In 1971, in Denmark, at the end of a tour, Sun Ra suddenly decided to take his whole band to Egypt. They had no concerts and no contacts there but Ra sold some recording rights to Black Lion to pay for the tickets and they flew out. They were stopped at customs and their instruments were temporarily impounded but they were let through as tourists. Then they booked into a hotel facing the pyramid at Giza. Word got to Hartmut Geerken, then working at the Goethe institute, and he quickly threw a concert together at his house in Heliopolis, for which Brigadier Salah Ragab borrowed army instruments for the Arkestra to play (he was later disciplined for it). Ra’s Moog had made it through customs and a Tiger Organ was hired. One of the audience (of 25) booked the band in for a Cairo TV session the following day. Then Ragab persuaded the Ministry of Culture to book a concert at the Balloon Theatre (for another tiny audience: only the first 4 rows were occupied). Two more concerts followed – at the American University (for the cab fare) and the Versailles Club. They stayed for more than a fortnight, making a film while they were there and finally, by band-members selling various personal items, raised the money to fly home. This is the second of 2 CDs (The first is Horizon) that contain all the released material from that visit as well as unreleased material from these same sessions.

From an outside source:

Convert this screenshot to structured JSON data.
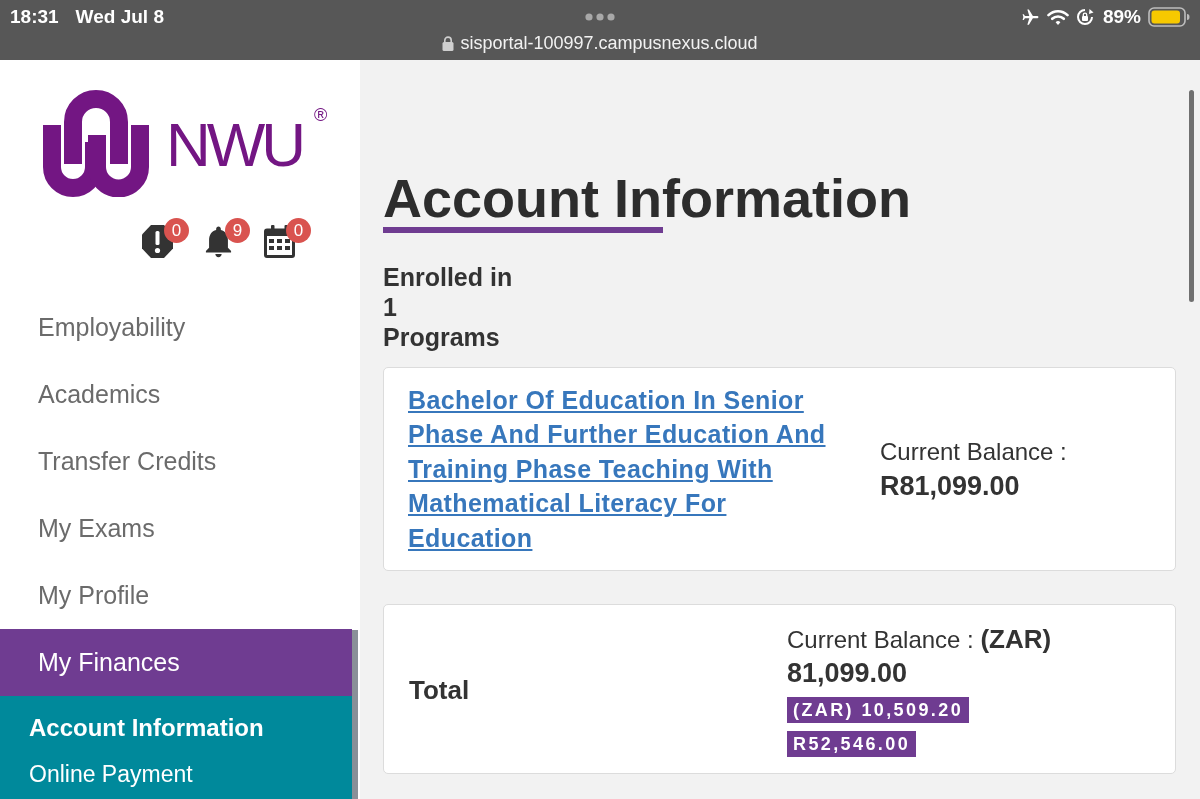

Nidhamu & Dark Myth Visitation Equation complete the Egypt trilogy. Most remarkable is Nidhamu (the second release of the series, half recorded at the Balloon Theatre, the other half at Hartmut Geerken’s house in Heliopolis) - a remarkable document: austere and very out there. Electric keyboards and an eerie Discipline No.11 set the scene, and after some solo Moog there’s a spooky miniature Discipline No.15 introducing another long Moog and keyboards solo: 35 pretty abstract minutes that just slip by. Dark Myth Visitation Equation follows (this was the first LP release, and has also been known as Sun Ra in Egypt Vol 1 and Nature’s God). The first tracks are from the Cairo TV broadcast and the whole collection features more familiar groove-based pieces characteristic of the period, interspersed with Moog and electric keyboard solos. June Tyson reappears for To Nature’s God and the highly eccentric Why go to the Moon?